AWS re:Invents the In-Person Conference
After two years of Zoom calls and virtual conferences, a little bit of human interaction is in order. That much was plainly evident in Las Vegas this week, as tens of thousands of folks descended upon the AWS re:Invent conference to learn a bit and live again.
Re:Invent was back at The Venetian for the ninth time in 10 years, following last year’s cancellation due to the COVID-19 pandemic. Over the years, re:Invent has grown into a monster, with more than 70,000 attendees at the last conference in late November/early December 2019, spread across four properties. With O’Reilly Media canceling its Strata Data Conference at the start of the pandemic, re:Invent has become, arguably, the biggest show for the big data market.
AWS was understandably cautious with this year’s show–a wise move, considering the emergence of the Omicron variant just days before the start of event. For starters, the company limited the size of the show, at the request of local public health authorities. According to an AWS spokesperson, the official reduced capacity attendance was 27,000, with half a million tuning in virtually. That gave attendees a bit of highly welcomed personal space and elbow room as they ventured about the sprawling venue (this reporter logged 5.5 miles per day, but some attendees hiked over 12).
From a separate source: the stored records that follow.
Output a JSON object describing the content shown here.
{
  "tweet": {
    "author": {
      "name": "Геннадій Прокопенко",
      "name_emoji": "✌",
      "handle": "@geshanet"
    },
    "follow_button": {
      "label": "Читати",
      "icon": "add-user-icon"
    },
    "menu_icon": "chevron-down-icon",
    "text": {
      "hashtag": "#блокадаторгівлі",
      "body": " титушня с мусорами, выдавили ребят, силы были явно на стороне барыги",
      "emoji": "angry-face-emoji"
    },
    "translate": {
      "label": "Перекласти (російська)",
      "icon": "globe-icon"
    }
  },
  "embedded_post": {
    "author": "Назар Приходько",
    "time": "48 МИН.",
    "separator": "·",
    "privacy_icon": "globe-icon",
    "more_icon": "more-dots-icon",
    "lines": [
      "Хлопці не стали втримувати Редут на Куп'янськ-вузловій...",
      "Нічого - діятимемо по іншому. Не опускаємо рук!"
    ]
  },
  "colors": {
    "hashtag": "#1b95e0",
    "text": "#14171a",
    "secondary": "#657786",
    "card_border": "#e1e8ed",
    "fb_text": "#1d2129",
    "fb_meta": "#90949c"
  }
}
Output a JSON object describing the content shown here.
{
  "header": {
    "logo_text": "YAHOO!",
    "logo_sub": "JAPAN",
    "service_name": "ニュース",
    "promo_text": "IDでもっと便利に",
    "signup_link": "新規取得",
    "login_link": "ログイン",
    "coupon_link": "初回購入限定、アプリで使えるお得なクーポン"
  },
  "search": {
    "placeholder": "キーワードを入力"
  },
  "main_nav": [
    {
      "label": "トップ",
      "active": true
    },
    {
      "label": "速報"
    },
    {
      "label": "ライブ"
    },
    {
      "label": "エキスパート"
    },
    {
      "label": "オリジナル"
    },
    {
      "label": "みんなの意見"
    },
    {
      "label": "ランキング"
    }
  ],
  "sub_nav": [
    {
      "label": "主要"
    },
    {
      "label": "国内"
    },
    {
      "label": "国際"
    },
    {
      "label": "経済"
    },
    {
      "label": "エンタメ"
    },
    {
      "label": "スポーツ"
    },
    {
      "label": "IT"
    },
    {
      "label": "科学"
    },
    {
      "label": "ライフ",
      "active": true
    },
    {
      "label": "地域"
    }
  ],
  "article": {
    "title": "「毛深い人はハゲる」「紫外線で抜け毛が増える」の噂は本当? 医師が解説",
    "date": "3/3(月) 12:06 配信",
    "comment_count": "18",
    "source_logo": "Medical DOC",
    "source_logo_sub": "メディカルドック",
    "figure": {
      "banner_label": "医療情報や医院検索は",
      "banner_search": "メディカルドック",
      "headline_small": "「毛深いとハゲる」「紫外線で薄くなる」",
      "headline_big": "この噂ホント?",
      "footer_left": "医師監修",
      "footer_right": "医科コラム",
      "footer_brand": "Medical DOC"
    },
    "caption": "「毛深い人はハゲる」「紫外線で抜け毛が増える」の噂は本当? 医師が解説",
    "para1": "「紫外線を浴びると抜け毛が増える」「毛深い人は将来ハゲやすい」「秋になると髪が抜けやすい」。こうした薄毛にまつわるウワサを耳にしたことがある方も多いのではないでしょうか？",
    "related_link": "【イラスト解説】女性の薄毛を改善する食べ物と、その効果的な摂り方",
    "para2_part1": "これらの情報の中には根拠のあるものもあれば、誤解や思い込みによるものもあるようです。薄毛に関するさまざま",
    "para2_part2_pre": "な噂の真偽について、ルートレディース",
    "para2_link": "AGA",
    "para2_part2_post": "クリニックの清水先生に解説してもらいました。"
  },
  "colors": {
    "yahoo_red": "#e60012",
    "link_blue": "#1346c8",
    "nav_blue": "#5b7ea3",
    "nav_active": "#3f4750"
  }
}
All re:Invent attendees in Vegas had to show proof of COVID-19 vaccination status before receiving their badges, and masks were mandatory at all times–except when eating or drinking.
Despite the masks and Omicron, the mood at re:Invent was borderline jubilant. For most of the people this reporter talked to over the past few days, re:Invent was the first in-person conference they had attended in two years, and they were visibly thrilled to be there.
“Like a kid in a candy store,” said Ryan Andersen, vice president of corporate strategy at Boston-based JMA Wireless, who added that he was particularly interested in AWS’s Private 5G announcement.
“Great show,” said TigerGraph vice president of business development Michael Shaler. TigerGraph held its own hybrid conference earlier this year, so this wasn’t the first in-person meeting for the graph database provider. But the level of interest from attendees was quite high. “There’s lots of knowledgeable people,” Shaler said. “But shouting through the mask is hard work.”
“It’s been an exciting week for us here at re:Invent,” said Matthew Scullion, the founder and CEO of ETL provider Matillion. “It’s so great to reconnect with people. For me, that’s customers, it’s partners, and it’s also Matillioners, because Matillion has more than doubled in size since we were last allowed to see each other in a setting like this. So I’m meeting many people in 3D and full HD for the first time.”
“Better than I expected,” said one vendor in the AWS re:Invent Expo, who didn’t want to be named.
“It’s been good,” said Cribl Solutions Engineer Joseph Eustaquio, who was manning his company’s booth on Thursday. “We didn’t have a conference last year. We have scanned 600 to 700 people at the show. It’s been busy.”
“It’s been great,” said Kevin Riley, an enterprise account executive at SingleStore, noting that this is the first in-person event the company has attended in a while. “There’s been a high amount of foot traffic. There’s a lot of interest in consolidating databases in the cloud.”
Jes Hagen, who works in marketing for Cockroach Labs, also noted that the conference was better than she expected.
After hunkering down for two years with just a handful of in-person conferences to attend, it’s quite obvious that people are eager to get back to physical get-togethers. Virtual conferences proliferated during the pandemic, and while sizable technological gains have been made since the Great Recession, which is the last time the events industry gave virtual events a shot (to save money), there simply is no substitute for meeting in person.
Of course, with the metaverse and 5G looming on the horizon–not to mention billions of dollars continuing to pour into tech and AI–it’s possible that technology may finally overcome the twin tyrannies of geographical distance and network latency. But something about the human condition hints that won’t be enough.